Sample of LRMI and Schema.org markup from OER Commons
OER Commons features a number of different metadata workflows:
- Content can be submitted to OER Commons by collection providers and cataloguers who work directly with the OER Commons digital librarian. Collection providers send a CSV file to a metadata technician who reviews the data, normalises it, and uploads it in bulk.
- Individual users can upload content and metadata via a web form. All resources and metadata are reviewed before submission.
- The content authoring tool also allows users to create metadata. Some metadata is computed e.g. licensing, as many people are not familiar with different variations of open licenses. The system walks them through the licensing process step by step and computes the appropriate license based on their response.
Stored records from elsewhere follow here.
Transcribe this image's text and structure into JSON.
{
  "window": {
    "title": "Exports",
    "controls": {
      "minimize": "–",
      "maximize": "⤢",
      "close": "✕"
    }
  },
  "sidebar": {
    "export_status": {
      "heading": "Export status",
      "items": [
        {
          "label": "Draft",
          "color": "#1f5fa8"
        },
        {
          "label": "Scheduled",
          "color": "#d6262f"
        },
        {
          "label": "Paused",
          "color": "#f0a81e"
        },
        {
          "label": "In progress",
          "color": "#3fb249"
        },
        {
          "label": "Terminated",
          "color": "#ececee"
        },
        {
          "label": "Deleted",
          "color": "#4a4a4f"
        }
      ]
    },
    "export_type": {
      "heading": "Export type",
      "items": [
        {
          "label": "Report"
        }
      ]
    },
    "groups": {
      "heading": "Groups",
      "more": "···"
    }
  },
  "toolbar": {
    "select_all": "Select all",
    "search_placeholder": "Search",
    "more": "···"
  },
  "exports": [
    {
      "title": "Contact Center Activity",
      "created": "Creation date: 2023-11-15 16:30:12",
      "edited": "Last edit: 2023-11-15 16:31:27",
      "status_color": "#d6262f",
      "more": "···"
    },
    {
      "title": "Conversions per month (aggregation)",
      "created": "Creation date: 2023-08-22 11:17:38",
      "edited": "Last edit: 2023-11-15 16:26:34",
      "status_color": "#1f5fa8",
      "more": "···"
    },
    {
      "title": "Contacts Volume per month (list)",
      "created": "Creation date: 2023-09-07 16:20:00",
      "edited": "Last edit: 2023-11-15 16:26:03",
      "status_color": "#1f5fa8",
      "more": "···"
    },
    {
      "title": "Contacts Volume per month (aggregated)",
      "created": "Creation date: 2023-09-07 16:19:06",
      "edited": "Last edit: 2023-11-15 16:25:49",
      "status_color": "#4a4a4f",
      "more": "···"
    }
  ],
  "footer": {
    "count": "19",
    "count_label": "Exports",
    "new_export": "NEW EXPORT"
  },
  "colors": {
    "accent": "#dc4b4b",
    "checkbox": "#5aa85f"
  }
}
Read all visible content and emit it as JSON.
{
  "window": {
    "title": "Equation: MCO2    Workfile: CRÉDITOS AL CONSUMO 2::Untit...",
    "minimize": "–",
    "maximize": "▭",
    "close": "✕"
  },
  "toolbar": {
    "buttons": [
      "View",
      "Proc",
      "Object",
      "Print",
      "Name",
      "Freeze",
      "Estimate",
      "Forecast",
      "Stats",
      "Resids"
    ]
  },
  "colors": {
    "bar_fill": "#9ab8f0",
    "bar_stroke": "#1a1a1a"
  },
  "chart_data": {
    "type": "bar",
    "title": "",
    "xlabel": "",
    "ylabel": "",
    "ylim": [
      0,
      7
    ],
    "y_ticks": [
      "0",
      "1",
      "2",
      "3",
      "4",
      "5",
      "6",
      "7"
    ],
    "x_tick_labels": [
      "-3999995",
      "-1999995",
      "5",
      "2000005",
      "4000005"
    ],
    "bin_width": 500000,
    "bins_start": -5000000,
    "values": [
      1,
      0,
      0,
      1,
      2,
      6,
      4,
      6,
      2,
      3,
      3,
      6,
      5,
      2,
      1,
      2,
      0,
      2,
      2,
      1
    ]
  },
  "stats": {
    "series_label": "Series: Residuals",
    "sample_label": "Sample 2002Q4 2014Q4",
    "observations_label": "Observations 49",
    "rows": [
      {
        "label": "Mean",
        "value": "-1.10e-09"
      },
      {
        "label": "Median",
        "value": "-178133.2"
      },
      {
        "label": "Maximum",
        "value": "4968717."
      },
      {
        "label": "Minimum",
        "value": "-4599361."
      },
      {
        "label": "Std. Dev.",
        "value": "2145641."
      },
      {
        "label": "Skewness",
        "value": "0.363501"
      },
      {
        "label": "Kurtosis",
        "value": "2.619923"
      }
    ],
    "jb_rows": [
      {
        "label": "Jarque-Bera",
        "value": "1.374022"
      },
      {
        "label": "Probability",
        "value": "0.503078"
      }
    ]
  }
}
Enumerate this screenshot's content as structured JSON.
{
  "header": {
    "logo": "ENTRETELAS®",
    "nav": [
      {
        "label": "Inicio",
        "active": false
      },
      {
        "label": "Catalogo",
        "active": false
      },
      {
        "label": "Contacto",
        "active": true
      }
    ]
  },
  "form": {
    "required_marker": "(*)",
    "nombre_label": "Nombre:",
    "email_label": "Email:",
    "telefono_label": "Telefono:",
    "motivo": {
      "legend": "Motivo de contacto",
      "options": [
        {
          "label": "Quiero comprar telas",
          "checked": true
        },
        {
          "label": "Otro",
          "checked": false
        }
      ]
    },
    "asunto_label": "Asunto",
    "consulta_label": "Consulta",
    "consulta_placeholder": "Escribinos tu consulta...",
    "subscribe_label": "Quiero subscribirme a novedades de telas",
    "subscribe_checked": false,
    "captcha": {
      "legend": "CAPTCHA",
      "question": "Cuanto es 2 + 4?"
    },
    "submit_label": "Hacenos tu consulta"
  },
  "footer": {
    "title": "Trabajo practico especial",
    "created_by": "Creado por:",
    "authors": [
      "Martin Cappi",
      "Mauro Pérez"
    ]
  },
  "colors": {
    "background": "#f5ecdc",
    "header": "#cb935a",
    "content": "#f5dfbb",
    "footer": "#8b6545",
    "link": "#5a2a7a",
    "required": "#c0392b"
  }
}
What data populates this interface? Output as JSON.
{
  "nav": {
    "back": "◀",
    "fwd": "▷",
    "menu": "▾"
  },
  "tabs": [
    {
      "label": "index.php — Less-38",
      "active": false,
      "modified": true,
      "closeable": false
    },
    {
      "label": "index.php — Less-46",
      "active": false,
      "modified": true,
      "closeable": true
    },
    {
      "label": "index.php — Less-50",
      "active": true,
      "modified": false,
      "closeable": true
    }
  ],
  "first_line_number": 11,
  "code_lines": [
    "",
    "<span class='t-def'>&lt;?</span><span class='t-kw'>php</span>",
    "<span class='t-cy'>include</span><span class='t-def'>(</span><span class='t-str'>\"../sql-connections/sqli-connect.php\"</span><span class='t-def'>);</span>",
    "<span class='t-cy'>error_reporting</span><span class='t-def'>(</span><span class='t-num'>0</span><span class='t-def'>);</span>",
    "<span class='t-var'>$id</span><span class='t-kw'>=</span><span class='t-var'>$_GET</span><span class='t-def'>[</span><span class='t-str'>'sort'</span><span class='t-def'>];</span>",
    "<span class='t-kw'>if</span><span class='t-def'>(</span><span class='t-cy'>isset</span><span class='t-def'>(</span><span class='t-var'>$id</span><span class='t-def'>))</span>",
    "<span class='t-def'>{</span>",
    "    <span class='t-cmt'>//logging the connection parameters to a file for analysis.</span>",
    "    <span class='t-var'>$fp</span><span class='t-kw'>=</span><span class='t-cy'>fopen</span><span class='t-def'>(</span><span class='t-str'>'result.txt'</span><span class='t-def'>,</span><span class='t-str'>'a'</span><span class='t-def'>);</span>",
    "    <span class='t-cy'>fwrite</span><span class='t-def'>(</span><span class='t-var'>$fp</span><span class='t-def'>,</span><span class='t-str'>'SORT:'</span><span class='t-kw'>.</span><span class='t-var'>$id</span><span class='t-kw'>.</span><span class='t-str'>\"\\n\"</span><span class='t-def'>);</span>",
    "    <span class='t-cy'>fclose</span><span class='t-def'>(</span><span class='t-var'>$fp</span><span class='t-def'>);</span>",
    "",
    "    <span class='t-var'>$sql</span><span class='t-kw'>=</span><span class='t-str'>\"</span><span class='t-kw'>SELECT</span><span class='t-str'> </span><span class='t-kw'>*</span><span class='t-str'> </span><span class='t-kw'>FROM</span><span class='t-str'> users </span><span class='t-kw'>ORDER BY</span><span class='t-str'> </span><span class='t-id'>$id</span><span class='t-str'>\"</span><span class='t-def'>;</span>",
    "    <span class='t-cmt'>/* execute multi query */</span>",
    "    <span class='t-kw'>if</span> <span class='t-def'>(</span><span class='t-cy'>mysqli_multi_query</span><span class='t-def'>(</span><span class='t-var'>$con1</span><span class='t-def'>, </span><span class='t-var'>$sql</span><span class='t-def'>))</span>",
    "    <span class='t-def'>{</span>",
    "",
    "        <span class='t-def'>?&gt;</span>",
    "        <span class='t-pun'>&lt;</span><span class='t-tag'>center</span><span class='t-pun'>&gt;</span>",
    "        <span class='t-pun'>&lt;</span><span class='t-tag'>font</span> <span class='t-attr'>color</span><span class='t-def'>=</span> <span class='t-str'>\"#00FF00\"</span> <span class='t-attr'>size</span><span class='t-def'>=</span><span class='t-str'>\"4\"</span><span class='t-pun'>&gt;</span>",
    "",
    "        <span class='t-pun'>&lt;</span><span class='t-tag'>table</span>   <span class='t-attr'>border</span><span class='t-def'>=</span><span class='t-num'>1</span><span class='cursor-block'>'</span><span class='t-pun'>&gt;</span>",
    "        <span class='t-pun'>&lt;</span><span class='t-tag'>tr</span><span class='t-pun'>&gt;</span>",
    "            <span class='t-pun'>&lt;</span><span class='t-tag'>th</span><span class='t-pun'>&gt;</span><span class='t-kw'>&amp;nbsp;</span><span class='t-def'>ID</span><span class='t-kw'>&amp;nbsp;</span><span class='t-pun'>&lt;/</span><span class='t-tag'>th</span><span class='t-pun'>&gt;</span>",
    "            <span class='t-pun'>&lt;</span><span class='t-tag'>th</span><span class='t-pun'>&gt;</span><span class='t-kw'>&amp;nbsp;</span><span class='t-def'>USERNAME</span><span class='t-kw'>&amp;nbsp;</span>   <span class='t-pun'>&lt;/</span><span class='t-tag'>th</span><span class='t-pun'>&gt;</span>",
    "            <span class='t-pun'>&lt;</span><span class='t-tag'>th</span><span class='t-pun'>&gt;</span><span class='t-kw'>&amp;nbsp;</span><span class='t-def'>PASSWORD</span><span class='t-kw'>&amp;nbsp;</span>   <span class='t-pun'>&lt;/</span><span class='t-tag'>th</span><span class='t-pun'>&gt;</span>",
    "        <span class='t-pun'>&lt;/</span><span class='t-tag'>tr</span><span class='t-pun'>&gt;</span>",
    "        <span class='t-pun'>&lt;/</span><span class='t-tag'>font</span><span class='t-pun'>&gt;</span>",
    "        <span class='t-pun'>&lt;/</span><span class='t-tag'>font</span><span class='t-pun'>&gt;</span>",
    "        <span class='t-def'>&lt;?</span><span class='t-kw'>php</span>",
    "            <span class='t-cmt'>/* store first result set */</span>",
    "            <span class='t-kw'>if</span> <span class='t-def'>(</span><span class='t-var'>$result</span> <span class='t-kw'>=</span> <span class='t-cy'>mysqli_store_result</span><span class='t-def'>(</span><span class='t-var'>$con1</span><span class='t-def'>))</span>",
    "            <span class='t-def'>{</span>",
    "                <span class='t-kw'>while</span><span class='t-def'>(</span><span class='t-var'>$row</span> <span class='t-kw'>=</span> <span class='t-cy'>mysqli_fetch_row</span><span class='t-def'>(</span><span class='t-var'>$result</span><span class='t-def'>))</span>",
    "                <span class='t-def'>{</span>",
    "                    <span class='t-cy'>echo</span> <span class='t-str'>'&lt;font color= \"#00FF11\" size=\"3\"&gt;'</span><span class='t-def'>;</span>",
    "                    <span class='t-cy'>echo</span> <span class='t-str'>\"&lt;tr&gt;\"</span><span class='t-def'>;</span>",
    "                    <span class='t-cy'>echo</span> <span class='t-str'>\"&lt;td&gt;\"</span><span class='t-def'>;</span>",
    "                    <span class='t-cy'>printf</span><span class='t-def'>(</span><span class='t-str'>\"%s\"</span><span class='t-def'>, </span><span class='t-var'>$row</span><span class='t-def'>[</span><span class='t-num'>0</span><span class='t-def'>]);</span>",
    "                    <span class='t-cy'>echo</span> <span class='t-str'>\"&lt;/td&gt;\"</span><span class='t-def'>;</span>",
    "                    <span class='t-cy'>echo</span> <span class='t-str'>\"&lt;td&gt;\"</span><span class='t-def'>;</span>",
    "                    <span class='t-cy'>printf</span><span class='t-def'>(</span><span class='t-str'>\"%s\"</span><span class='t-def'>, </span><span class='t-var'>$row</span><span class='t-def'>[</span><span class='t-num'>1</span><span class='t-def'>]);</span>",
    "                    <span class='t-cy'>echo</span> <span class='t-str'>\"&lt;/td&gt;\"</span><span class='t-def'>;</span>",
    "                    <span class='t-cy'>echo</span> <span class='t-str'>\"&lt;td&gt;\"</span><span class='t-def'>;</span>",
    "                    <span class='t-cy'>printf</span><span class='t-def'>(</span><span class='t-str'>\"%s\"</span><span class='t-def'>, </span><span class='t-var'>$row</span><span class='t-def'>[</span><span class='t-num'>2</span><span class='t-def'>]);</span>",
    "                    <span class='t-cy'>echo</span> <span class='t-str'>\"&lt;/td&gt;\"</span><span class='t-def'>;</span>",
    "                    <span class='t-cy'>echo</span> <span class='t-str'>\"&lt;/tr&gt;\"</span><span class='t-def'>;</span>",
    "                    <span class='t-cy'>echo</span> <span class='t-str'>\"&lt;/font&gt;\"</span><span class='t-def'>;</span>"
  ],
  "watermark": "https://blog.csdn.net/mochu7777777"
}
- Users can interact with resources once they have been catalogued and have had basic metadata added. Free text can be added by users which then becomes keywords and resources can be aligned with a range of standards including Common Core, Next Generation Science Standards (NGSS) and other specialized standards.
Metadata is kept consistent internally by digital librarians to ensure all works well within the application to support search and discovery. OER Commons is committed to maintaining a rich metadata ecosystem with robust checks and balances to ensure high quality metadata.
Metadata that is shared with the Learning Registry is largely in the form of Dublin Core, though some LRMI and Schema.org properties are also used. All resources that have been evaluated using the Achieve OER Rubrics are shared with the Learning Registry. These rubrics help users determine the quality of OERs and the degree to which they align with Common Core State Standards. When uploading to the Learning Registry, LRMI and Schema.org markup is taken from the internal metadata schema and mapped across to Dublin Core. Getting resources back from the Learning Registry has proven to be problematic due to the difficulty of filtering resources.
ISKME brings its OER Commons infrastructure and tools to address organizations’ curriculum needs and facilitate team workflows in customized areas of the site. Network Hubs are a key component of ISKME’s comprehensive solutions for hosting and indexing content and facilitating collaboration and collection development for a specific audience. In terms of future developments, OER Commons continues to build tools to additional alignment standards, e.g. National Curriculum Standards for Social Studies, as well as modified state-specific Common Core standards.
Microsites are comprehensive solutions for hosting and indexing content for a specific audience, and can be located at subdomains of oercommons.org, or be distinguished by a customizable URL at the domain level. Microsites contain all features available on the main site, but house their own collections as well as special curated collections of the full OER Commons database of resources. Microsites on OER Commons can be structured as one or more “network hubs”, in which a single microsite is the organizing umbrella for a number of sub-collections or networks. Within a microsite, resources are presented in the context of customized taxonomies and our digital librarians work hand in hand with partners and content providers to identify, categorize, and describe relevant content.
Additionally, ISKME serves as a thought leader around content and metadata interoperability, is a launch partner for the Learning Registry, serves on the LMRI Advisory Board, and leads a project for the US Department of Education’s National Institute on Disability and Rehabilitation Research (NIDRR) on the creation of cloud-based learner profiles for accessibility. ISKME is part of the GLOBE consortia of repositories from around the world that seeks to build common ways to share and federate educational resources and metadata.